Now we will draw a rectangle around the model. Place your view in Top View. Navigate to Create>Shapes>Rectangle. We now need to move the rectangle closer to the 3ds Max 0,0. Select your rectangle you just drew around the model, and right-click on the Move command.
Notice in the previous image that some of my model is outside of the rectangle. It needs to be completely inside of the rectangle. So, I’m going to use the Scale command to stretch my rectangle to completely engulf the model.
Once you do that, then navigate to the right and click on the Modify button. Expand Rendering and check the boxes for Enable in Renderer and Enable in Viewport.
Next, right-click on the rectangle and choose Convert to Edible Mesh.
You will now need to convert the Mental Ray to Standard. Below is a link that will take you to the file. You can simply drag and drop it into 3ds Max.

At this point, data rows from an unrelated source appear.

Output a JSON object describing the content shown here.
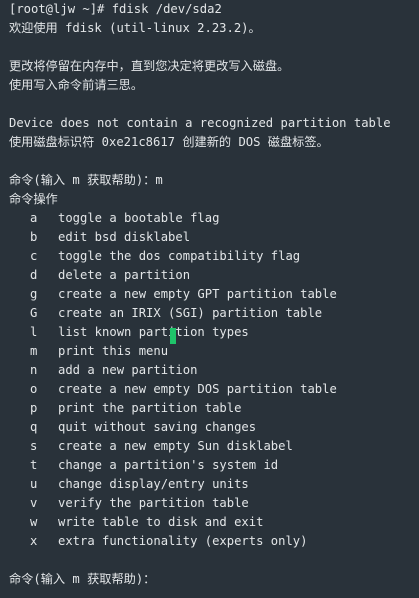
{
  "terminal": {
    "lines": [
      "[root@ljw ~]# fdisk /dev/sda2",
      "欢迎使用 fdisk (util-linux 2.23.2)。",
      "更改将停留在内存中，直到您决定将更改写入磁盘。",
      "使用写入命令前请三思。",
      "Device does not contain a recognized partition table",
      "使用磁盘标识符 0xe21c8617 创建新的 DOS 磁盘标签。",
      "命令(输入 m 获取帮助)：m",
      "命令操作"
    ],
    "menu": [
      {
        "key": "a",
        "desc": "toggle a bootable flag"
      },
      {
        "key": "b",
        "desc": "edit bsd disklabel"
      },
      {
        "key": "c",
        "desc": "toggle the dos compatibility flag"
      },
      {
        "key": "d",
        "desc": "delete a partition"
      },
      {
        "key": "g",
        "desc": "create a new empty GPT partition table"
      },
      {
        "key": "G",
        "desc": "create an IRIX (SGI) partition table"
      },
      {
        "key": "l",
        "desc": "list known partition types"
      },
      {
        "key": "m",
        "desc": "print this menu"
      },
      {
        "key": "n",
        "desc": "add a new partition"
      },
      {
        "key": "o",
        "desc": "create a new empty DOS partition table"
      },
      {
        "key": "p",
        "desc": "print the partition table"
      },
      {
        "key": "q",
        "desc": "quit without saving changes"
      },
      {
        "key": "s",
        "desc": "create a new empty Sun disklabel"
      },
      {
        "key": "t",
        "desc": "change a partition's system id"
      },
      {
        "key": "u",
        "desc": "change display/entry units"
      },
      {
        "key": "v",
        "desc": "verify the partition table"
      },
      {
        "key": "w",
        "desc": "write table to disk and exit"
      },
      {
        "key": "x",
        "desc": "extra functionality (experts only)"
      }
    ],
    "final_prompt": "命令(输入 m 获取帮助)："
  },
  "colors": {
    "background": "#29323a",
    "text": "#e3e6e8",
    "cursor": "#1fc46a"
  }
}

We are now finished with 3ds Max. Go to File>Export>Export. Change the file type to Autodesk Collada (*.dae). Give it a name and location, then click Save. In the dialog box, expand Animation, then expand Bake Animation. Check the box beside Bake Animation, then click OK. Depending on how long your road is, and how many vehicles you decided to use (Remember I used 10 on each side), depends on the time it takes to export.
You may receive a couple of error messages. You can simply ignore them.

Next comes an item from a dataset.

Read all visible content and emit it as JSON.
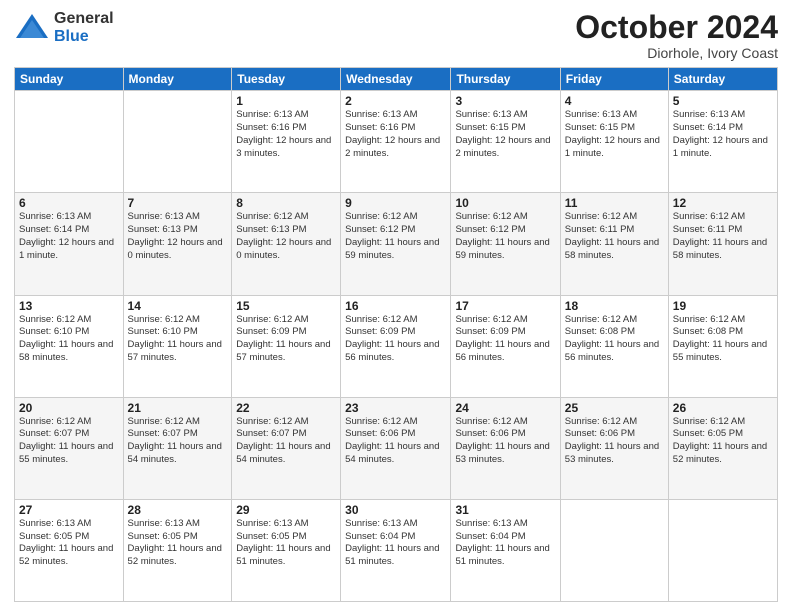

We are now finished with 3ds Max. Reminder – take note of the Global Import Shift numbers.
Back in InfraWorks, we are going to open the Data Sources dialog box from the Manage tab. Click the arrow next to Add File Data Source and choose 3D Model.
Navigate to your file you exported from 3ds Max. Once it shows up in the list, double-click it to configure it. For Type, choose City Furniture. Set your coordinate system to the same coordinate system you used in the beginning and in Civil 3D. Under Offset, put the digits from the Global Import Shift in the X and Y. NOTE: these need to be the exact opposite. Mine were negative values in 3ds Max, so here, I’m entering them as positive values. Next, the data transfer comes in Meters from some reason. So, we need to specify that scale under the Scale section for the X, Y, and Z. The conversion factor for Meters to Feet is 3.2808. This value goes into X, Y, and Z.
Click Close and Refresh.
You should now see the cars on your road. However, they are ghosted. This is something that has recently changed. So, to fix this, go back into the Configure dialog box by double-clicking on it from the Data Sources dialog box.
On the 3D Model tab, check the box to Invert Transparency. Now, click Close and Refresh. You should now see your cars as they should be.
There are several different methods for creating animation for InfraWorks. This is by far the easiest. Perhaps in another article we will dive into animating objects. Check out my YouTube page for videos on how to do what we just did in this article and more animation for InfraWorks.